WILLMAR - It may have an unusual name, but since its founding in the mid-1960s, pickleball has become a very serious sport, with more than 2.5 million players and 15,000 courts nationwide, according to the USA Pickleball Association.

"When you learn to play pickleball, it is almost an addiction," said Randy Hall of Willmar, the Minnesota District Ambassador for the association.

He is also a talented player in his own right, having medaled many times at the Minnesota Senior Games and just this year taking home a bronze medal at the U.S. Open Pickleball Championship with his partner Mike Welter in their age and skill bracket.

"It is getting tremendously popular," Hall said.

Pickleball is a racquet sport, a kind of cross between tennis, badminton and pingpong. It was created by a trio of gentlemen - Joel Pritchard, Bill Bell and Barney McCallum - in Washington state in 1965 as a new game for their families to play. By 1975 the new game was already spreading across the nation and the first tournament was held in 1976.

The racquets used are smaller than in tennis and the ball looks like a mini-wiffle ball. Hall said with a badminton-size court and a unique set of rules, pickleball is a sport anyone can pick up and enjoy, no matter their age or physical ability. Played as singles or doubles, it is also a great social game, with the smaller court making it easier to talk with fellow players.

"It makes the game very popular," Hall said. "Tremendous recreation game for families, couples, kids. A recreation game for all ages."

Since he started playing about 15 years ago, Hall has seen the popularity of the game grow. While it is true pickleball is very popular with seniors, it is also now being taught and played in schools and communities across the country and even internationally.

"Every little town is looking for a way to add pickleball," Hall said.

This includes Willmar, which is in the preliminary planning stages to add pickleball courts to the city's park system, it is hoped next spring or summer, said Willmar Public Works Director Sean Christensen.
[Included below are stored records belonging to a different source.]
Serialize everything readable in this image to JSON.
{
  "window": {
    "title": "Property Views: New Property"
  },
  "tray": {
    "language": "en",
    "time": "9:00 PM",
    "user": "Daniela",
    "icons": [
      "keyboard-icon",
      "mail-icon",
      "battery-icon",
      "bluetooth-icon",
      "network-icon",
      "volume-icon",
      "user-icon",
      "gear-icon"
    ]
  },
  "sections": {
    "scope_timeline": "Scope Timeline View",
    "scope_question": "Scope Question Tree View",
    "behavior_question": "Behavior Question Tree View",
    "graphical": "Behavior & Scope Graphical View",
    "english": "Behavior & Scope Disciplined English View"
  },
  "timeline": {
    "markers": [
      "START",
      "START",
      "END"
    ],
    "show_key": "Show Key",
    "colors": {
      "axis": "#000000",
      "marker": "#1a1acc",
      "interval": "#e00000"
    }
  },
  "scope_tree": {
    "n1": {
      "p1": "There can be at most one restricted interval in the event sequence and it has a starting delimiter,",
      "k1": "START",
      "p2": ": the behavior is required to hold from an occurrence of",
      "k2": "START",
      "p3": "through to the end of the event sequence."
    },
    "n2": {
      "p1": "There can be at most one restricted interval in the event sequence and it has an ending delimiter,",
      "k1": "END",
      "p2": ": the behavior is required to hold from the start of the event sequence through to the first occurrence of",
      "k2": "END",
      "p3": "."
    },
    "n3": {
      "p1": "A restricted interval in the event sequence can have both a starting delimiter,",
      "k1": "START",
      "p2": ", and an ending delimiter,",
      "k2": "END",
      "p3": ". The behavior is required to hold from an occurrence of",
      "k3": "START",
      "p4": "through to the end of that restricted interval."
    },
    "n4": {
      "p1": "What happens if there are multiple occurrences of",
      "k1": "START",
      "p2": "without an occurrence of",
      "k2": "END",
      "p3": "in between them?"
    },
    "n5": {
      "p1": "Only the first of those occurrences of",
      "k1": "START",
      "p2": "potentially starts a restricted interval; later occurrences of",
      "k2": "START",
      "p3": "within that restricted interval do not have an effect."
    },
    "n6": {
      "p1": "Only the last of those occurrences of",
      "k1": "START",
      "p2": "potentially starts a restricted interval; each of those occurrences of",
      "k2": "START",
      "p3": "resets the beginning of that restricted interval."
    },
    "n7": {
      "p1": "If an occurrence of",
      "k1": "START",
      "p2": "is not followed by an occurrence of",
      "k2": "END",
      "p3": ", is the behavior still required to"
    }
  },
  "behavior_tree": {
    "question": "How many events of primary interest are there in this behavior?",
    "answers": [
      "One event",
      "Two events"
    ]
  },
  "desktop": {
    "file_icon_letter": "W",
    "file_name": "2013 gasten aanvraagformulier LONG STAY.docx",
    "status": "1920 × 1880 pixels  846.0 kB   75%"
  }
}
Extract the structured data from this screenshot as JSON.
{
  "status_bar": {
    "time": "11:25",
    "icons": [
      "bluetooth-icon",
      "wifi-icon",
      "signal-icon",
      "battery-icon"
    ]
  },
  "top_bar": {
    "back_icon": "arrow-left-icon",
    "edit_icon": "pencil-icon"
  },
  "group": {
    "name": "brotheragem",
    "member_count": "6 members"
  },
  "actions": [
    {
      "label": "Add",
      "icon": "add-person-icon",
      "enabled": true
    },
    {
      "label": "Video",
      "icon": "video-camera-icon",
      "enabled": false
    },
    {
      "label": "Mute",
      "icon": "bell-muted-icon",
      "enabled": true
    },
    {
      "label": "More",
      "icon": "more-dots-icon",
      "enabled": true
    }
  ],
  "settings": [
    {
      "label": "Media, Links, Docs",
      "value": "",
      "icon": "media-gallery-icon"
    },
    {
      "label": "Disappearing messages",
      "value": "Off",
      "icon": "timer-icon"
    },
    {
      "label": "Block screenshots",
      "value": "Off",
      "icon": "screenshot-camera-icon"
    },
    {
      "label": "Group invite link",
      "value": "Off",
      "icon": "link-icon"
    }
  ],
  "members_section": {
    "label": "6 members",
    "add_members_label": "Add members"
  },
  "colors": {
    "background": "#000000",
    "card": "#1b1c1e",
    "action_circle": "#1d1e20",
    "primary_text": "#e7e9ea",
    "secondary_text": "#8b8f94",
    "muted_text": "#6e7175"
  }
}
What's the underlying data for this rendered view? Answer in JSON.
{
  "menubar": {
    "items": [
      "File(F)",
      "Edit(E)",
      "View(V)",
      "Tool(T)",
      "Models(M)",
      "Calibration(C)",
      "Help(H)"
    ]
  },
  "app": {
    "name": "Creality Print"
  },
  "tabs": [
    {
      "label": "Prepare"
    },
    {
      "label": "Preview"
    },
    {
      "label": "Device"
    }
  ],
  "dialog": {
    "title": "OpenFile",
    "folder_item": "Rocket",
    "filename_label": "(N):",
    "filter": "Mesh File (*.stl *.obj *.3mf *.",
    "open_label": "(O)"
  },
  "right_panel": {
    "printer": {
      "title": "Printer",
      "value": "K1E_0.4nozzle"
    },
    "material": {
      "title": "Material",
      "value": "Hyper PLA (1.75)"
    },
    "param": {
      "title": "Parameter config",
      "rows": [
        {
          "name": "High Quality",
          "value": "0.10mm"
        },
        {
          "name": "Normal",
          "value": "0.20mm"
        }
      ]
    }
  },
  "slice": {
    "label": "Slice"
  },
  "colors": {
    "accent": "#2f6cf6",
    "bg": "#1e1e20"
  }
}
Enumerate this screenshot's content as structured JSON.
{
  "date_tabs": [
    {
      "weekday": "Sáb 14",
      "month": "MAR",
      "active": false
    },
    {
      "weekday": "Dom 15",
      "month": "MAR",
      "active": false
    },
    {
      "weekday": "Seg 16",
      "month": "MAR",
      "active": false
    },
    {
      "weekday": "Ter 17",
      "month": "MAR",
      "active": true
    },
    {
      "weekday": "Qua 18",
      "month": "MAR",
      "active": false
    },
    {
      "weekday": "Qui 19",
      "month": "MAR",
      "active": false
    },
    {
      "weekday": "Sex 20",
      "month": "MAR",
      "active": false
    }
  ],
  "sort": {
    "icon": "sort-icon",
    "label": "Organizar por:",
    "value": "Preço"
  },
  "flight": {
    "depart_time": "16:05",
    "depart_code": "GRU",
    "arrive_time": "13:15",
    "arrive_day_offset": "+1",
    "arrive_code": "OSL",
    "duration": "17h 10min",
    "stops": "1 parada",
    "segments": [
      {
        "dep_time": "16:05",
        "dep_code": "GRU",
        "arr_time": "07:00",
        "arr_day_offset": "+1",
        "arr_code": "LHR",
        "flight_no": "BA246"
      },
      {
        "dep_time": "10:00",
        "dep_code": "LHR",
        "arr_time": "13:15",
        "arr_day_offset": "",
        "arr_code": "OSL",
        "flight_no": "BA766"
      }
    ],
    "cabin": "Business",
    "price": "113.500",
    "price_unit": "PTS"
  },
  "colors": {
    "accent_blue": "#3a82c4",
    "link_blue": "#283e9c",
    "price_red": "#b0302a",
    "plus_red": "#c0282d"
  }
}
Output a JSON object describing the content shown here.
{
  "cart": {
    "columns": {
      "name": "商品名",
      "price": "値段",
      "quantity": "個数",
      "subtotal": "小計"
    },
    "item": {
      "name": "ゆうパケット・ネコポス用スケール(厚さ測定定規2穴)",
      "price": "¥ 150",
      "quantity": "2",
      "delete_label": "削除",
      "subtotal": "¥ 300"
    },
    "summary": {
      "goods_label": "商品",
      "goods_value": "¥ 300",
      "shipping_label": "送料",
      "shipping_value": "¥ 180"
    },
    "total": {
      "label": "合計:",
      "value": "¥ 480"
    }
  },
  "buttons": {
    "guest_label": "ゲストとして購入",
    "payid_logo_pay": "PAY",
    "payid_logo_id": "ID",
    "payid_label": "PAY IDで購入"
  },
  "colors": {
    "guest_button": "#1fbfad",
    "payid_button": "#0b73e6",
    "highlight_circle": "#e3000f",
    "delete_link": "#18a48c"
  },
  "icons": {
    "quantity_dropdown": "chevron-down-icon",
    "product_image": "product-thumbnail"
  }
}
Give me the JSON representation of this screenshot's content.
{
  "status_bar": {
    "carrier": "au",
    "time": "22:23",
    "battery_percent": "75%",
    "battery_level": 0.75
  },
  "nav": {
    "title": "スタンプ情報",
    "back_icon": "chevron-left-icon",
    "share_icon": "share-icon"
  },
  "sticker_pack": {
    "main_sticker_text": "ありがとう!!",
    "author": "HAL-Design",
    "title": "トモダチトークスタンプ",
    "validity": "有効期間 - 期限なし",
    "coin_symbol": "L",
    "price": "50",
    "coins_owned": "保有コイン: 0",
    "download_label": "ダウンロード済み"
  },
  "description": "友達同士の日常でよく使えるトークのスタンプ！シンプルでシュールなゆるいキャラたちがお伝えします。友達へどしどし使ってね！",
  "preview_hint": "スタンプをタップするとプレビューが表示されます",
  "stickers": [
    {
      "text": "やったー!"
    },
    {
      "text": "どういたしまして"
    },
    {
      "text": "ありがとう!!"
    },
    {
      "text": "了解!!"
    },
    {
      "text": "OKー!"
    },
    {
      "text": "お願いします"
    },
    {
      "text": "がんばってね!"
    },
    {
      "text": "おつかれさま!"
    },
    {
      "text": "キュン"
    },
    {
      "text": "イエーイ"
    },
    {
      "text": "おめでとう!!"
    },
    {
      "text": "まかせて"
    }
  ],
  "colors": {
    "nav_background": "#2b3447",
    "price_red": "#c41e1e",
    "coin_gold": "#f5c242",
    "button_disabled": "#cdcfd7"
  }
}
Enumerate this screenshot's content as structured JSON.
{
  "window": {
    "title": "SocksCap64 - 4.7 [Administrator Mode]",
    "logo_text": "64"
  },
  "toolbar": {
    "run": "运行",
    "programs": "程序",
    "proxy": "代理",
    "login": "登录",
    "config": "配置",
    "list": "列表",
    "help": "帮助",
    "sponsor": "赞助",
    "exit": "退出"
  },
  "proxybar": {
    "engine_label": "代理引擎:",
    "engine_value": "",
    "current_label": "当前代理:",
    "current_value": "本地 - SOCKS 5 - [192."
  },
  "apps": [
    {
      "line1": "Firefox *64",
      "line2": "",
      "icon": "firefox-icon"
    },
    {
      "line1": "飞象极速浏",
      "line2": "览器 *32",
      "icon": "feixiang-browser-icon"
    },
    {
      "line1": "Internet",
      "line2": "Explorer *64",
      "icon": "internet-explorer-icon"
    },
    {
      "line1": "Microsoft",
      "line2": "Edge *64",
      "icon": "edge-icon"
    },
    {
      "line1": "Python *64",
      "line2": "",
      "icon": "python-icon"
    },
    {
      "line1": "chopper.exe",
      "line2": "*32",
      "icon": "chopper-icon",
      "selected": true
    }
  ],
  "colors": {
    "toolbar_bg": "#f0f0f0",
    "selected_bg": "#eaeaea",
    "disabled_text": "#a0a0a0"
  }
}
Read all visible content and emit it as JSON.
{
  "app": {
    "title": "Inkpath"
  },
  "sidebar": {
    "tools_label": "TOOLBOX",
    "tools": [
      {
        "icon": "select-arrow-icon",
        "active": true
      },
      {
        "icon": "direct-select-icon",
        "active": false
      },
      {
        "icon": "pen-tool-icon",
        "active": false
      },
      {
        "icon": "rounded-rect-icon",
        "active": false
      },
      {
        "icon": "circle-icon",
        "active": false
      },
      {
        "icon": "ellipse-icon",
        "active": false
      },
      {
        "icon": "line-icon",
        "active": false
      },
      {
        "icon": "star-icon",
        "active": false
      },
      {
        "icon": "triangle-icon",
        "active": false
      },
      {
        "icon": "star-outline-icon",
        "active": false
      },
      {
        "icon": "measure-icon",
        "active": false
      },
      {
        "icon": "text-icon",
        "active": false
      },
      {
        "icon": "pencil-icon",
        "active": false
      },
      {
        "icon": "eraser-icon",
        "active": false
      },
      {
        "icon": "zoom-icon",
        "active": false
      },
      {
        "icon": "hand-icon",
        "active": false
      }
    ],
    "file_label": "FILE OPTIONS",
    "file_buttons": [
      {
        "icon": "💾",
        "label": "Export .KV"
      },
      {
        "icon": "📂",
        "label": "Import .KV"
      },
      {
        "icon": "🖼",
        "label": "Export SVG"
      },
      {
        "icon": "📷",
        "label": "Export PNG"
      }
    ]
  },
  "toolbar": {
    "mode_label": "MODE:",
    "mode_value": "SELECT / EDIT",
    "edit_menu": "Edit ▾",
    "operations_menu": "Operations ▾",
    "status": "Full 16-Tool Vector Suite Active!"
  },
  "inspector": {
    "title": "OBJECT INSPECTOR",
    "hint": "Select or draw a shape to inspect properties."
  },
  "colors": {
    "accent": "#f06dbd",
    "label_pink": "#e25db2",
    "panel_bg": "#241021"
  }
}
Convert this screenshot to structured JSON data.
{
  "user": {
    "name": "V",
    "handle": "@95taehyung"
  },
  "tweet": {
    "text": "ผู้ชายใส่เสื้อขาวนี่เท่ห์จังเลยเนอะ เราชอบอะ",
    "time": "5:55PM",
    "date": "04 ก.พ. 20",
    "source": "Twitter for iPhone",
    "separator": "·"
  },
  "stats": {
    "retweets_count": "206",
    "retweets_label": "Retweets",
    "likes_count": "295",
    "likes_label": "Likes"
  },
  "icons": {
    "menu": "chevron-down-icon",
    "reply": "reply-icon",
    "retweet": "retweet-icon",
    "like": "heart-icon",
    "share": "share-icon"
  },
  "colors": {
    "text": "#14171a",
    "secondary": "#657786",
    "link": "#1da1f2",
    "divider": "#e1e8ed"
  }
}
In the 2019 draft budget, the mayor has set aside some funds to repair the tennis courts at Hilltop Park near the Kandiyohi County Historical Society, including laying lines down for pickleball along with tennis.

"There is such a demand for courts, you can't build them fast enough," Hall said. Currently, the city has no public outdoor pickleball courts, which has put it behind nearby cities like New London and Spicer, Hall said.

While there may not be any outdoor courts in town, Willmar players do have the option of playing indoors at the Kandiyohi County Area Family YMCA. The complex has several courts available and holds both open pickleball and a fall league.

When the YMCA redid its gymnasium floors, it added more pickleball court lines, as well as made them easier to see. It also purchased higher-quality equipment.

"We have invested money in pickleball here," said Ryan Scheffler, program director at the YMCA.

In addition to individual players coming to the facility, Scheffler said groups of people have come in wanting to learn the game.

"It is something new to do," Scheffler said. "I feel there are more people playing pickleball here than tennis."

As the local ambassador for the sport, Hall said he regularly receives calls from people who are planning trips to the area, asking if there are pickleball courts available. With the addition of new courts in Willmar, it could be bring in some additional economic benefit, as well as grow the sport locally.

"It would be so nice to have some outdoor courts," Hall said, who believes there are easily 200 to 250 in the Willmar area who play the sport.

Hall is excited about the prospect of the city adding courts, saying that if they build them, people will come.

"It is such an easy game to pick up. Anyone can learn to play," Hall said.